[32,65] Weil, the remainder of the tale from this point on is painful and I am reluctant to tell it to you in plain language. For the Phrygian went on to say that from those wild creatures whom Zeus transformed a tribe of Macedonians was born, and that it was this tribe which at a later time crossed over with Alexander and settled here. He added that this is the reason why the people of Alexandria are carried away by song as no other people are, and that if they hear music of the lyre, however bad, they lose their senses and are all aquiver in memory of Orpheus. And he said that they are giddy and foolish in behaviour, coming as they do from such a stock, since the other Macedonians certainly have shown themselves to be manly and martial and steadfast of character. The Phrygian also spoke regarding the harpists of your city about as follows : He said that in their association with Orpheus the other animais merely experienced pleasure and wonder but made no attempt at imitation ; but that some of the dogs, being of course a shameless and inquisitive breed, applied themselves to music and then and there began to practice it, going off by themselves, and that after they had been changed to human form they maintained their addiction to the art. And he declared that this very breed is the stock from which the harpists sprang ; therefore they have been unable wholly to slough off their own nature, but, while retaining some small part of the instruction derived from Orpheus, for the most part their music has remained canine in character. All this the Phrygian spoke in jest. But I want to tell you something that happened at Sparta, how the people of that land behaved toward a harpist who was much in vogue among the Greeks in those days. Just because this harpist had the reputation of being very charming and unusual, they did not, by Zeus, honour him, but instead they took his harp from him, cut away the strings, and ordered him to leave their city. Such, you see, were the misgivings the Spartans entertained regarding his calling and such the care they took of their ears, lest their hearing be corrupted or become more fastidious than was fitting ; but you have been thus ignominiously enslaved by that kind of pleasure. And through your influence, it would seem, the disease is already affecting, not only public speakers, but some philosophers as well—though it would be more correct to say that public speakers are no longer easy to recognize. For since they observe your interest in singing and your passion for it, they all sing now, public speakers as well as sophists, and everything is done to music ; if you were to pass a courtroom, you could not easily decide whether a drinking-party was in progress or a trial; and if there is in your neighbourhood a sophist's lecture-room, you will be unable to distinguish the lecture.

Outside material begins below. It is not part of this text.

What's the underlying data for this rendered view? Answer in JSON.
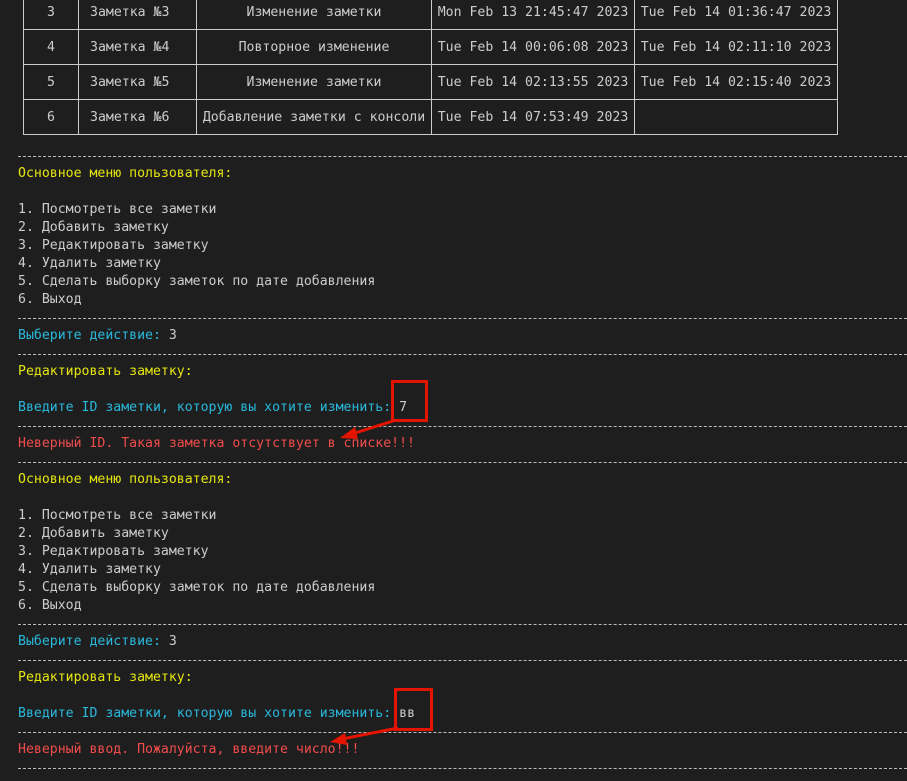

And in my opinion people will presently go so far as to use song to accompany their exercise in the gymnasium, yes, even to heal the sick. For even now, when physicians discourse to you on their art, they chant. But in all likelihood life with you has become, one may almost say, just one continuous revel, not a sweet or gentle revel either, but savage and harsh, a revel of dancers, whistlers, and murderers all combined. But the Spartans were vastly different from you Alexandrians, for they were cautious in these matters, as I have said. For while they showed capacity to rule, having held the leadership in Greece for many years and being always victorious over the barbarians without exception, you do not understand even how to be good subjects. Therefore, if you had not been fortunate in your present leaders, hardly, I fancy, would your existence be secure.

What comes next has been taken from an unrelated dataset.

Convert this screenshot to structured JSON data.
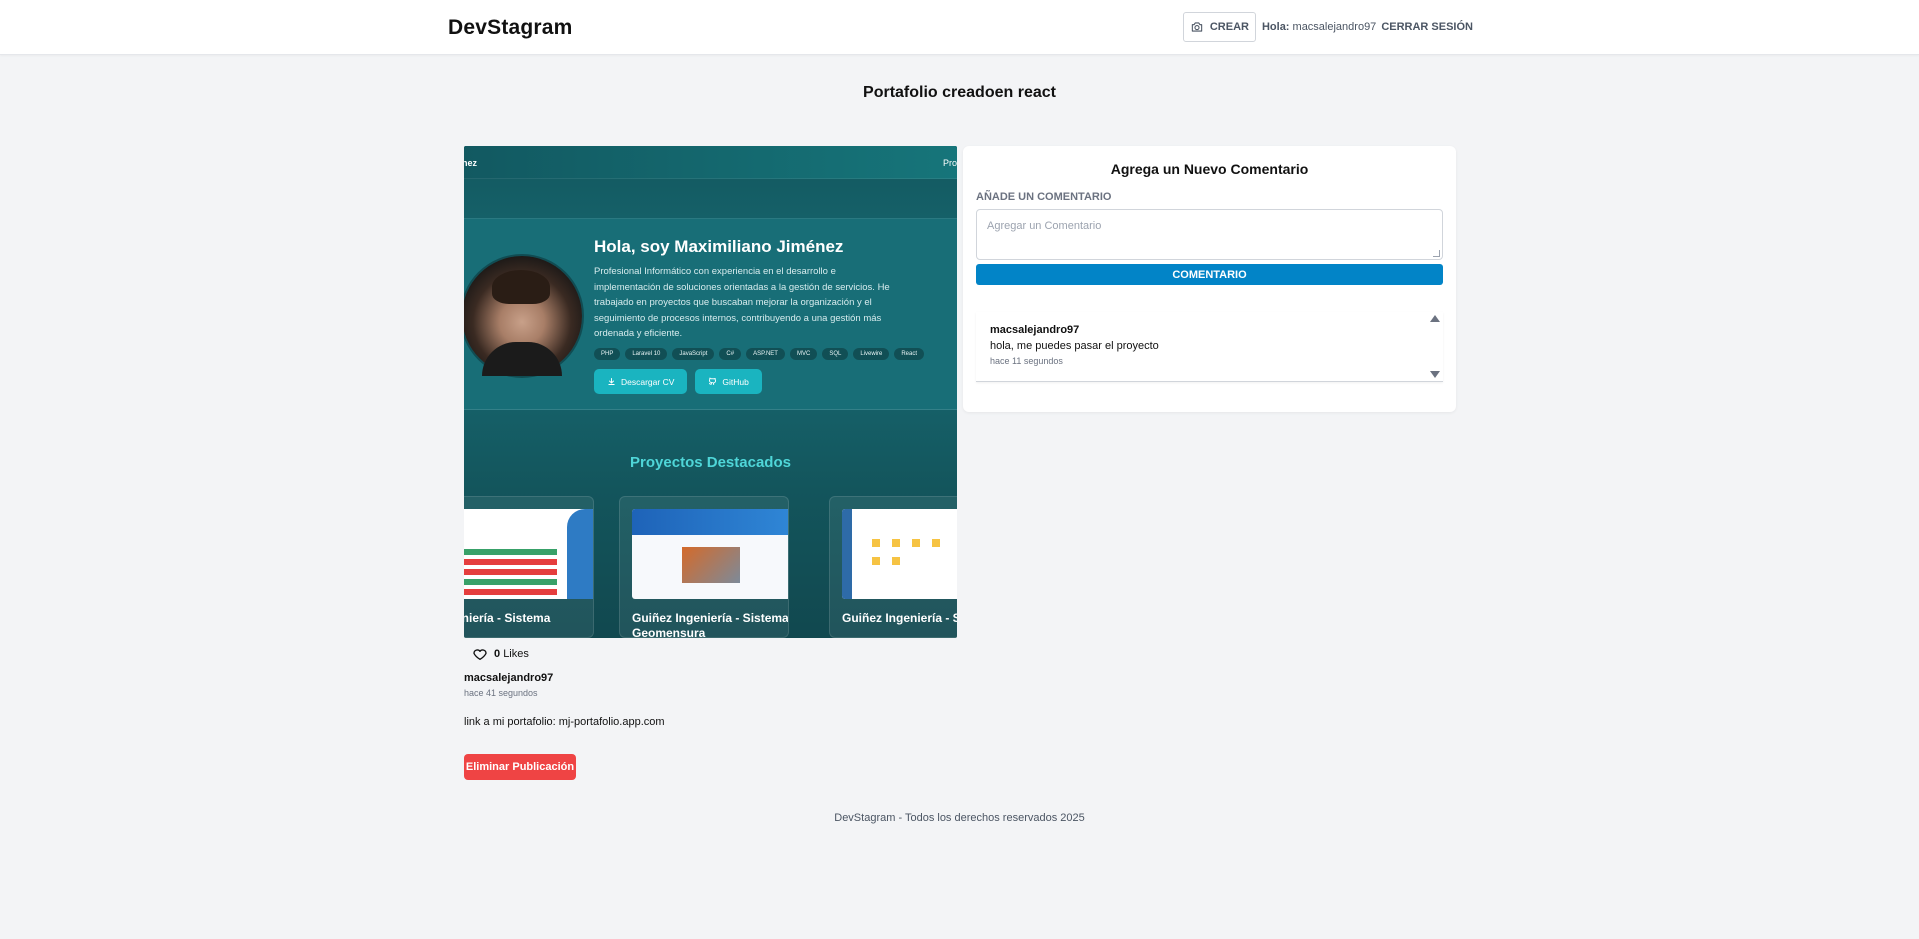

Recherches | Texte | Lecture | Liste du vocabulaire | Index inverse | Menu | Bibliotheca Classica Selecta (BCS)

 
UCL |FLTR |Itinera Electronica |Bibliotheca Classica Selecta (BCS) |
Responsable académique : Alain Meurant

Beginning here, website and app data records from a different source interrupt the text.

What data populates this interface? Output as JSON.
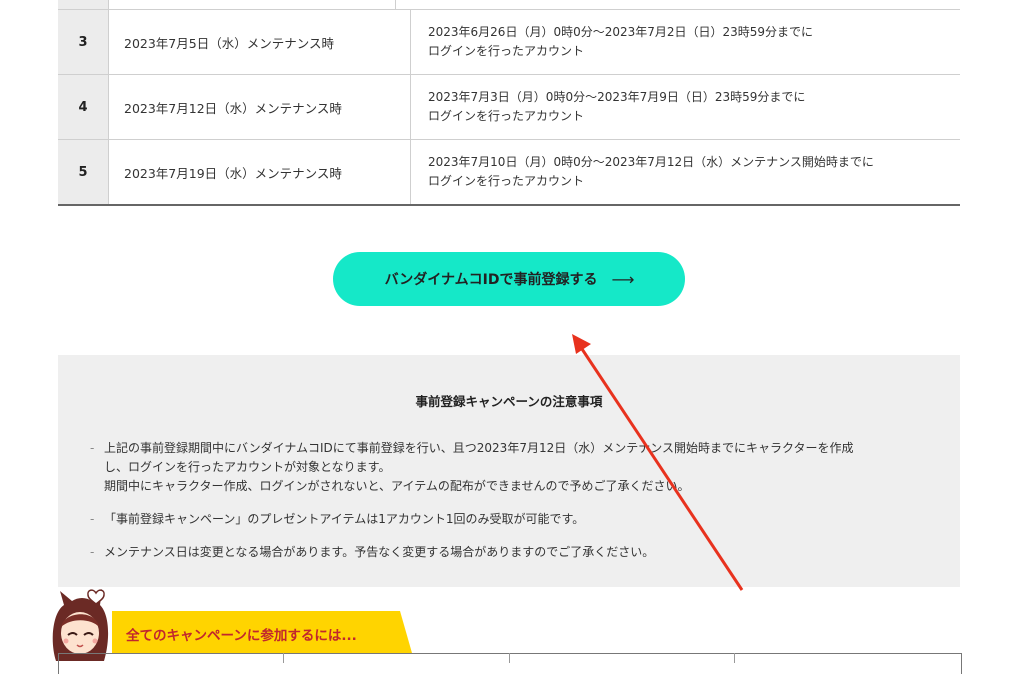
{
  "schedule": {
    "rows": [
      {
        "num": "",
        "date": "",
        "cond1": "",
        "cond2": ""
      },
      {
        "num": "3",
        "date": "2023年7月5日（水）メンテナンス時",
        "cond1": "2023年6月26日（月）0時0分～2023年7月2日（日）23時59分までに",
        "cond2": "ログインを行ったアカウント"
      },
      {
        "num": "4",
        "date": "2023年7月12日（水）メンテナンス時",
        "cond1": "2023年7月3日（月）0時0分～2023年7月9日（日）23時59分までに",
        "cond2": "ログインを行ったアカウント"
      },
      {
        "num": "5",
        "date": "2023年7月19日（水）メンテナンス時",
        "cond1": "2023年7月10日（月）0時0分～2023年7月12日（水）メンテナンス開始時までに",
        "cond2": "ログインを行ったアカウント"
      }
    ]
  },
  "cta": {
    "label": "バンダイナムコIDで事前登録する",
    "arrow": "⟶"
  },
  "notes": {
    "title": "事前登録キャンペーンの注意事項",
    "items": [
      {
        "lines": [
          "上記の事前登録期間中にバンダイナムコIDにて事前登録を行い、且つ2023年7月12日（水）メンテナンス開始時までにキャラクターを作成",
          "し、ログインを行ったアカウントが対象となります。",
          "期間中にキャラクター作成、ログインがされないと、アイテムの配布ができませんので予めご了承ください。"
        ]
      },
      {
        "lines": [
          "「事前登録キャンペーン」のプレゼントアイテムは1アカウント1回のみ受取が可能です。"
        ]
      },
      {
        "lines": [
          "メンテナンス日は変更となる場合があります。予告なく変更する場合がありますのでご了承ください。"
        ]
      }
    ]
  },
  "section": {
    "title": "全てのキャンペーンに参加するには..."
  },
  "colors": {
    "cta": "#15e8c8",
    "tab": "#ffd400",
    "section_title": "#c1272d",
    "annotation_arrow": "#e8321e"
  },
  "icons": {
    "mascot": "mascot-character-icon",
    "annotation": "red-annotation-arrow-icon"
  }
}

Analyse, design et réalisation informatiques : B. Maroutaeff - J. Schumacher

Dernière mise à jour : 25/10/2007